## ABSTRACT

Interference is a phenomenon in which two or more waves are superimposed to give a resultant intensity different from the intensity summation of the individual waves. Interference effects can be observed in all types of waves, including electromagnetic wave, acoustic wave, and matter wave, though our discussion here is limited to the interference of light. In order for light waves to interfere, they should be correlated or coherent with one another. This requires that the waves involved in interference come from the same source or have the same frequency. The principle of interference is equal to the principle of superposition. If a crest of a wave meets a crest of another wave of the same frequency, the resultant amplitude becomes the vector sum of the individual amplitudes. Thus, the two waves must have the same polarization in order to maximize the interference effect. When waves of different polarization are added together, they result in a wave that has a polarization state different from those of the original waves. Interference can be easily observed in our daily life. For example, the colors observed in a soap bubble arise from the interference of light reflecting off the front and rear surfaces of the bubble film. The surfaces of many objects (butterfly wings, sea shells, and some minerals) appear to change color as the angle of illumination or the angle of observation changes. This is often created by the interference of light with surface microstructures. A simple one-dimensional (1D) interference pattern (or fringe) is obtained when two plane waves of the same frequency intersect at a non-zero angle.

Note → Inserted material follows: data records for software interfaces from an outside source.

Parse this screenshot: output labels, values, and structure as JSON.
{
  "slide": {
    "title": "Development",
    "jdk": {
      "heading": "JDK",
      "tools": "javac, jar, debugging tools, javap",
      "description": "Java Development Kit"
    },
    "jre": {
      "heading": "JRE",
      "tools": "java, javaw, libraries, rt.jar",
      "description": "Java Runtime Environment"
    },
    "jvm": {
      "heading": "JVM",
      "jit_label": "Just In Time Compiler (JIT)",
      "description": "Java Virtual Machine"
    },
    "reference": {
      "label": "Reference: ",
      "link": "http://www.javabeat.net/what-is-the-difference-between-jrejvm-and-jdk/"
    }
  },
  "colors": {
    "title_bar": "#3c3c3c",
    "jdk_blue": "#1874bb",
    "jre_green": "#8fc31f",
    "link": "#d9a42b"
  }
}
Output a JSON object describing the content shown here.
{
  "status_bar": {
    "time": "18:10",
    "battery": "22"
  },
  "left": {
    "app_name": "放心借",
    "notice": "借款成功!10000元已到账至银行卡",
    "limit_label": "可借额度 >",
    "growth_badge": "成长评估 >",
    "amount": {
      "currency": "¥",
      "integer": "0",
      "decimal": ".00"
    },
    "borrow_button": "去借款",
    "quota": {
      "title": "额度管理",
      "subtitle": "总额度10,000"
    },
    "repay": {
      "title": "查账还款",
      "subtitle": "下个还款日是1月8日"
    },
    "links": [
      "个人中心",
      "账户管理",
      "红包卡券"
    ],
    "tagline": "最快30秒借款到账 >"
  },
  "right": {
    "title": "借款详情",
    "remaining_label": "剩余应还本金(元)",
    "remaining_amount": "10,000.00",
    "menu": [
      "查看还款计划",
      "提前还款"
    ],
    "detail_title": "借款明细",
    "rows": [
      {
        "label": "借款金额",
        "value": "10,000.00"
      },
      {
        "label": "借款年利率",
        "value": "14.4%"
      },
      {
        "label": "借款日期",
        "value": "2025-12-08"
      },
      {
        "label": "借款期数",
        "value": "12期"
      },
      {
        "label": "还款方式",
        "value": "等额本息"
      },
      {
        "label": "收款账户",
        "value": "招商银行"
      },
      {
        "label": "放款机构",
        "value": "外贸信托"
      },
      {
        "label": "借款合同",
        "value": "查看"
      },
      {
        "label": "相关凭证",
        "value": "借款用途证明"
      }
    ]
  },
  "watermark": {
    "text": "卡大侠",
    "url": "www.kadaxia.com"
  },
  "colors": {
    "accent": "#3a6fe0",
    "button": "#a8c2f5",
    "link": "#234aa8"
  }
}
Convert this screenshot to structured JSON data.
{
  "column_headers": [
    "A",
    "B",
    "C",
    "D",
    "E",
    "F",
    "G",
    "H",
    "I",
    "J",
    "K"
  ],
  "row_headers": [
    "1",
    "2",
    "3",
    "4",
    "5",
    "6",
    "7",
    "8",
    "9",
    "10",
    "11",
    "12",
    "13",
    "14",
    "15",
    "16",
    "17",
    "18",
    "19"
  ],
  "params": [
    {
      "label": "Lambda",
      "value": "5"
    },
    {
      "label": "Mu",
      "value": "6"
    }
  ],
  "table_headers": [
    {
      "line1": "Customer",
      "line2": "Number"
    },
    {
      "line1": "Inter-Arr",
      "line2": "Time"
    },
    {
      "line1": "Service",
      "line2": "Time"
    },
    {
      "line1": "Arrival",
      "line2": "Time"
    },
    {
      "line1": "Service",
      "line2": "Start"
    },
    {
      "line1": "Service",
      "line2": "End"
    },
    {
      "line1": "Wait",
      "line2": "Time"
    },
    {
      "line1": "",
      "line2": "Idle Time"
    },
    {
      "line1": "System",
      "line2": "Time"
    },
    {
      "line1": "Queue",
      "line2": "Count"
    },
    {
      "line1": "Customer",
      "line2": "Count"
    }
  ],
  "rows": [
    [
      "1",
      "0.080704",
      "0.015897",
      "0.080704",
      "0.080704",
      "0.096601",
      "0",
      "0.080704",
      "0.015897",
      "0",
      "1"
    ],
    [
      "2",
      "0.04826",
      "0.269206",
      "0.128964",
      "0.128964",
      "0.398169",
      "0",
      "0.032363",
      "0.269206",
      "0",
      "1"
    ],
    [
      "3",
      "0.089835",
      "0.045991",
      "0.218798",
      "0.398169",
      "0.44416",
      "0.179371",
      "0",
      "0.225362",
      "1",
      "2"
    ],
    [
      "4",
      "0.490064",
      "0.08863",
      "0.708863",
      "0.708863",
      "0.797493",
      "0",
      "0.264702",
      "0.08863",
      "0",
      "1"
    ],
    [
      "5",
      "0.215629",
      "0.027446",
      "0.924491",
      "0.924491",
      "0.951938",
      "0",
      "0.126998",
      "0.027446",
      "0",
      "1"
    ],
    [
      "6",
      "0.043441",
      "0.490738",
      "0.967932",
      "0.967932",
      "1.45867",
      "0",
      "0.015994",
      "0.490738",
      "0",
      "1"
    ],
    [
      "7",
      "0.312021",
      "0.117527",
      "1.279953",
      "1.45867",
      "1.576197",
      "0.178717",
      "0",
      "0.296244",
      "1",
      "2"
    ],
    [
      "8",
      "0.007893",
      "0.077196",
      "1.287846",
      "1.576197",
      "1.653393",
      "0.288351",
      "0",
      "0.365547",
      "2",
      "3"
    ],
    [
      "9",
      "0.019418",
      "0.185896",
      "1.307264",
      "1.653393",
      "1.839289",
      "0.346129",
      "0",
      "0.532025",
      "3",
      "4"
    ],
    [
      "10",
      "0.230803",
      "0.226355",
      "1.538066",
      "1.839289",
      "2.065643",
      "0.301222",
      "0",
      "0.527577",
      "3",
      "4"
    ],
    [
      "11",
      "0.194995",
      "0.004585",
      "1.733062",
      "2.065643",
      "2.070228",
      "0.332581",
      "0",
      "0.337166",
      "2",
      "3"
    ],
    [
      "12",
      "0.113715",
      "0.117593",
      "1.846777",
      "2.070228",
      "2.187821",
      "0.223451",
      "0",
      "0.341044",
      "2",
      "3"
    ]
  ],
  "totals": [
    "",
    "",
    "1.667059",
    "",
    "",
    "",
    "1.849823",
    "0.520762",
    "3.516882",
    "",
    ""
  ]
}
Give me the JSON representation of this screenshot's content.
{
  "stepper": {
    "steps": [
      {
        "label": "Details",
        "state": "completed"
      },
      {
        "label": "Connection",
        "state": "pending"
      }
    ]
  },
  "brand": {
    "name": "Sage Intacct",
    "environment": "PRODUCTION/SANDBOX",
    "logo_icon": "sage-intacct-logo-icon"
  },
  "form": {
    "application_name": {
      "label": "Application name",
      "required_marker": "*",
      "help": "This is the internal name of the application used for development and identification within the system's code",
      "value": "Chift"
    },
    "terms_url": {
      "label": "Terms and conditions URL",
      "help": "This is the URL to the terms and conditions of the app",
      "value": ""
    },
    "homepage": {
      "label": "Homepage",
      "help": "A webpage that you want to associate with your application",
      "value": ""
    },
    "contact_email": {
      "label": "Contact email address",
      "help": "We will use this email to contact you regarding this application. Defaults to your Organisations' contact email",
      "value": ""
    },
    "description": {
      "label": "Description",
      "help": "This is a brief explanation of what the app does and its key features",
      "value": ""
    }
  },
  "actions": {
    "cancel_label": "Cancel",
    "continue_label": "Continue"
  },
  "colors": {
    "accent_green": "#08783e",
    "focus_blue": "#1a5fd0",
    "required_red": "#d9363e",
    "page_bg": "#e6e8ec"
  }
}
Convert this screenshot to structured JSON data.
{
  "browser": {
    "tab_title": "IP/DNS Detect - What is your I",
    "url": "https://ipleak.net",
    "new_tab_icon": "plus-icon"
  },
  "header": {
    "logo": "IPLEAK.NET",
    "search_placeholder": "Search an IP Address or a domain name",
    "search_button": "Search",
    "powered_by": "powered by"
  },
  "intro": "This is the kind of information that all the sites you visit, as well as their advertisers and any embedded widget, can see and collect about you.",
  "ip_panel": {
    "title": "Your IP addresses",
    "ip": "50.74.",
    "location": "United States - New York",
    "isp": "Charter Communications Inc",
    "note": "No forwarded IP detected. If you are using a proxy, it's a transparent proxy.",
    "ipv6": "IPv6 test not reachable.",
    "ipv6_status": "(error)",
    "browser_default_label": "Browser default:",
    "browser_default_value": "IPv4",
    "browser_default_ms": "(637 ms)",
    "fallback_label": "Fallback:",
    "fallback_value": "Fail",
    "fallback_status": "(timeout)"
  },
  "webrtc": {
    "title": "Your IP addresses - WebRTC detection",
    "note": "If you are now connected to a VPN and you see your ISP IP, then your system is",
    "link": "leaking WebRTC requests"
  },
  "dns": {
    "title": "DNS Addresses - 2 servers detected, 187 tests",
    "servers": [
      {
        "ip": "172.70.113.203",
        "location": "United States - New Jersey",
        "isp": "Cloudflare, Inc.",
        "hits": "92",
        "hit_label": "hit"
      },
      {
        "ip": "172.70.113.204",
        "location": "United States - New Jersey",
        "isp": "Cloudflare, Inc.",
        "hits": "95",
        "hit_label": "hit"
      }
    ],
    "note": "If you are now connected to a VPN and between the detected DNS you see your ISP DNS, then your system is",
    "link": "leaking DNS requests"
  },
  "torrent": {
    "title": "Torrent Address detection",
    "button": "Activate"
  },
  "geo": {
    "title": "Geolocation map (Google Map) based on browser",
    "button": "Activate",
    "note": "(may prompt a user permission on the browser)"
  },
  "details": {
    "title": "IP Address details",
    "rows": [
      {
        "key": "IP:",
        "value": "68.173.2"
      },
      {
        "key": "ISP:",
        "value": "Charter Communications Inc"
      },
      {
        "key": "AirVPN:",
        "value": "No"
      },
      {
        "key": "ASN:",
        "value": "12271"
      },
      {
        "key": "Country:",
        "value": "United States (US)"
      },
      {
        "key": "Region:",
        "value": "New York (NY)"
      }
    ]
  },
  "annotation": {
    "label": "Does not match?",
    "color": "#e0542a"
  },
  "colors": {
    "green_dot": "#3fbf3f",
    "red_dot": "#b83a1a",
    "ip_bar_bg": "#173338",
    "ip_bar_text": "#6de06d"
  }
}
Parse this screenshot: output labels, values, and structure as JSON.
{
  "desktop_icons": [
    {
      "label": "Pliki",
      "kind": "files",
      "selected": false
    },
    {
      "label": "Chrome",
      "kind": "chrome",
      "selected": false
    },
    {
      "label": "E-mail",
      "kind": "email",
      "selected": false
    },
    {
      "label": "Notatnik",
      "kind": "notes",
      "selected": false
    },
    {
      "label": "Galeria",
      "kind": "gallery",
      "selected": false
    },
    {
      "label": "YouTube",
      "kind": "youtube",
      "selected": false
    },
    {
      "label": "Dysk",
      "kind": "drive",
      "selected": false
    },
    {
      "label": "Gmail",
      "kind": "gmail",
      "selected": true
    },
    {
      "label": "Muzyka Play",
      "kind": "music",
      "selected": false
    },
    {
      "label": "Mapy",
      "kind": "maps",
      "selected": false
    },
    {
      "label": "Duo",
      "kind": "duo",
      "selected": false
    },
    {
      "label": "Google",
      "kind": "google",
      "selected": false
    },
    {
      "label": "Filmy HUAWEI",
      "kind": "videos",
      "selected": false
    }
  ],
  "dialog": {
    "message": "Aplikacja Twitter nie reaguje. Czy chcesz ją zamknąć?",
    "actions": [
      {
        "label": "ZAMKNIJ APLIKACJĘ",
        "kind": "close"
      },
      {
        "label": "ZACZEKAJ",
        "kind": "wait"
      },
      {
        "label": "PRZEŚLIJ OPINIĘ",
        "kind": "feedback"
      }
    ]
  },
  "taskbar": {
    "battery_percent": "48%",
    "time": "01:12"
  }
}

The resulting fringe consists of alternating bright (constructive interference) and dark (destructive interference) regions. In this case, interference is a kind of energy redistribution process. The energy lost at the destructive interference is regained at the constructive interference. Interference can also occur between multiple beams, once the phase differences between them remain constant over the observation time. Interferometry refers to a family of techniques in which 110waves, usually electromagnetic waves, are superimposed to retrieve certain information. Interferometers are widely used for the measurements of small displacements, refractive index changes, and surface irregularities. Interferometry has made a significant contribution to the advancement of astronomy, spectroscopy, and optical/engineering metrology. Interferometers are generally classified into amplitude-splitting and wavefront-splitting systems. 1–6 In the case of amplitude-splitting, a beam splitter divides a light wave into two beams traveling in different directions, which are eventually combined to produce an interference pattern. In the wavefront-splitting system, a light wave is divided in space through small apertures or narrow slits and the divided waves are allowed to recombine after traveling different paths. Young’s double-slit interferometer is a classic example of the wavefront-splitting system.